[Brief]
Quote the lines below from the one containing "Serialize everything readable" to the final line, both ends included; exclude the pictures.

[Records shown]
[Start of section]
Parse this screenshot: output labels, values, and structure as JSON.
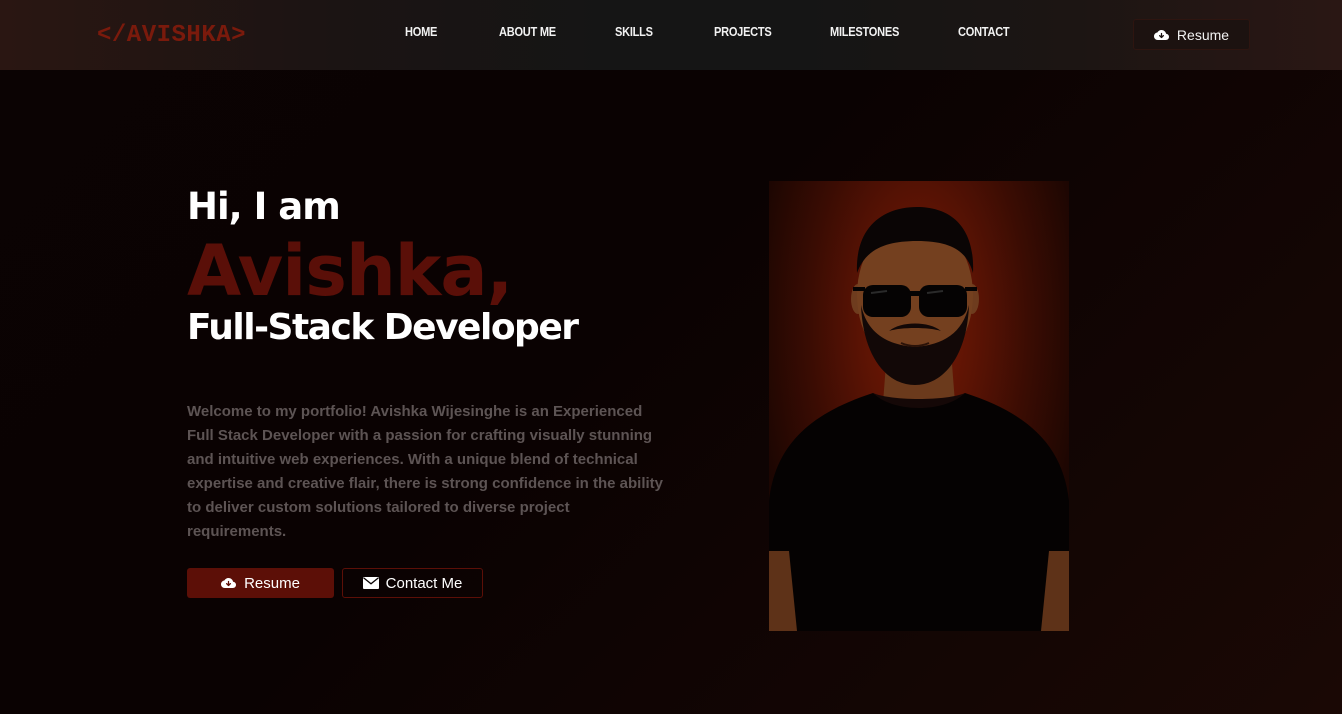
{
  "nav": {
    "logo": "</AVISHKA>",
    "links": [
      {
        "label": "HOME"
      },
      {
        "label": "ABOUT ME"
      },
      {
        "label": "SKILLS"
      },
      {
        "label": "PROJECTS"
      },
      {
        "label": "MILESTONES"
      },
      {
        "label": "CONTACT"
      }
    ],
    "resume_label": "Resume",
    "resume_icon": "cloud-download-icon"
  },
  "hero": {
    "greeting": "Hi, I am",
    "name": "Avishka,",
    "role": "Full-Stack Developer",
    "description": "Welcome to my portfolio! Avishka Wijesinghe is an Experienced Full Stack Developer with a passion for crafting visually stunning and intuitive web experiences. With a unique blend of technical expertise and creative flair, there is strong confidence in the ability to deliver custom solutions tailored to diverse project requirements.",
    "resume_button": "Resume",
    "resume_icon": "cloud-download-icon",
    "contact_button": "Contact Me",
    "contact_icon": "envelope-icon"
  },
  "colors": {
    "accent": "#5c0f07",
    "logo": "#7a1a0c",
    "background": "#0a0303",
    "nav_background": "#151515",
    "description_text": "#5d5454"
  }
}
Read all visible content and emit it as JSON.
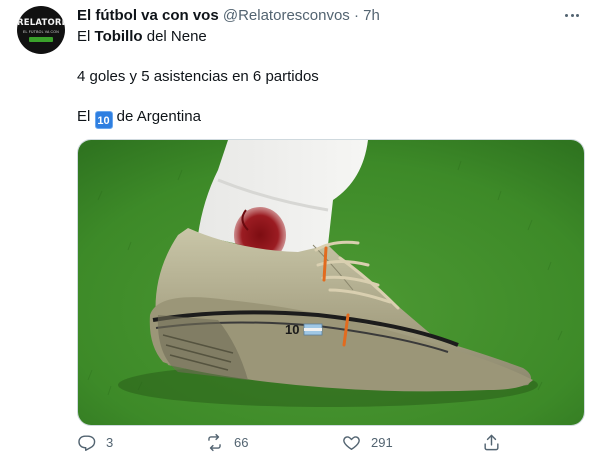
{
  "tweet": {
    "avatar": {
      "logo_text": "RELATORES",
      "logo_sub": "EL FÚTBOL VA CON VOS"
    },
    "display_name": "El fútbol va con vos",
    "handle": "@Relatoresconvos",
    "separator": "·",
    "time": "7h",
    "text": {
      "line1_start": "El ",
      "line1_bold": "Tobillo",
      "line1_end": " del Nene",
      "line2": "4 goles y 5 asistencias en 6 partidos",
      "line3_start": "El ",
      "line3_keycap": "10",
      "line3_end": " de Argentina"
    },
    "media": {
      "boot_number": "10"
    },
    "actions": {
      "replies": "3",
      "retweets": "66",
      "likes": "291"
    }
  },
  "icons": {
    "more": "more-horizontal-icon",
    "reply": "reply-icon",
    "retweet": "retweet-icon",
    "like": "heart-icon",
    "share": "share-icon"
  },
  "colors": {
    "text_primary": "#0f1419",
    "text_secondary": "#536471",
    "border": "#cfd9de",
    "keycap_blue": "#2f7fe0"
  }
}
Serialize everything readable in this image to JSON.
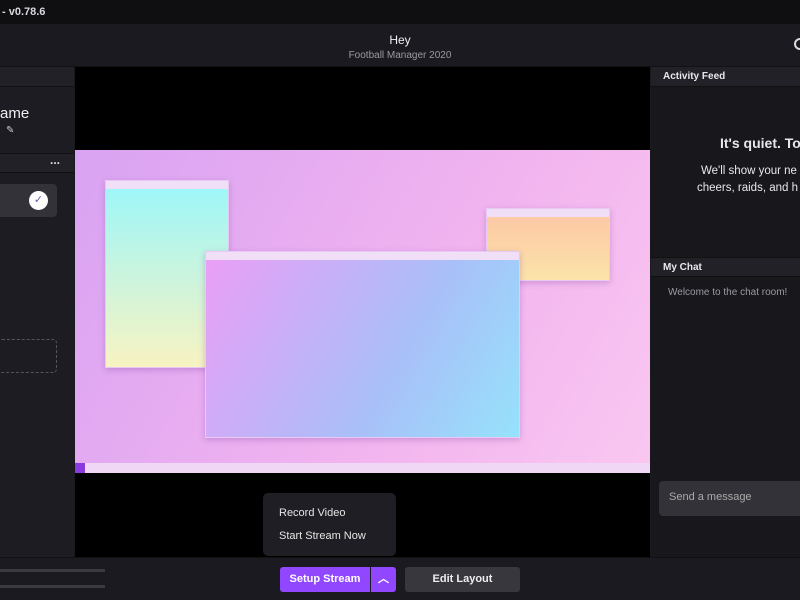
{
  "app": {
    "version": "- v0.78.6"
  },
  "header": {
    "title": "Hey",
    "subtitle": "Football Manager 2020"
  },
  "left": {
    "name": "ame",
    "more": "..."
  },
  "right": {
    "activity_title": "Activity Feed",
    "quiet_title": "It's quiet. To",
    "quiet_line1": "We'll show your ne",
    "quiet_line2": "cheers, raids, and h",
    "chat_title": "My Chat",
    "welcome": "Welcome to the chat room!",
    "send_placeholder": "Send a message"
  },
  "menu": {
    "items": [
      "Record Video",
      "Start Stream Now"
    ]
  },
  "bottom": {
    "setup": "Setup Stream",
    "edit": "Edit Layout"
  },
  "colors": {
    "accent": "#9147ff"
  }
}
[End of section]
[Task result]
Serialize everything readable in this image to JSON.
{
  "app": {
    "version": "- v0.78.6"
  },
  "header": {
    "title": "Hey",
    "subtitle": "Football Manager 2020"
  },
  "left": {
    "name": "ame",
    "more": "..."
  },
  "right": {
    "activity_title": "Activity Feed",
    "quiet_title": "It's quiet. To",
    "quiet_line1": "We'll show your ne",
    "quiet_line2": "cheers, raids, and h",
    "chat_title": "My Chat",
    "welcome": "Welcome to the chat room!",
    "send_placeholder": "Send a message"
  },
  "menu": {
    "items": [
      "Record Video",
      "Start Stream Now"
    ]
  },
  "bottom": {
    "setup": "Setup Stream",
    "edit": "Edit Layout"
  },
  "colors": {
    "accent": "#9147ff"
  }
}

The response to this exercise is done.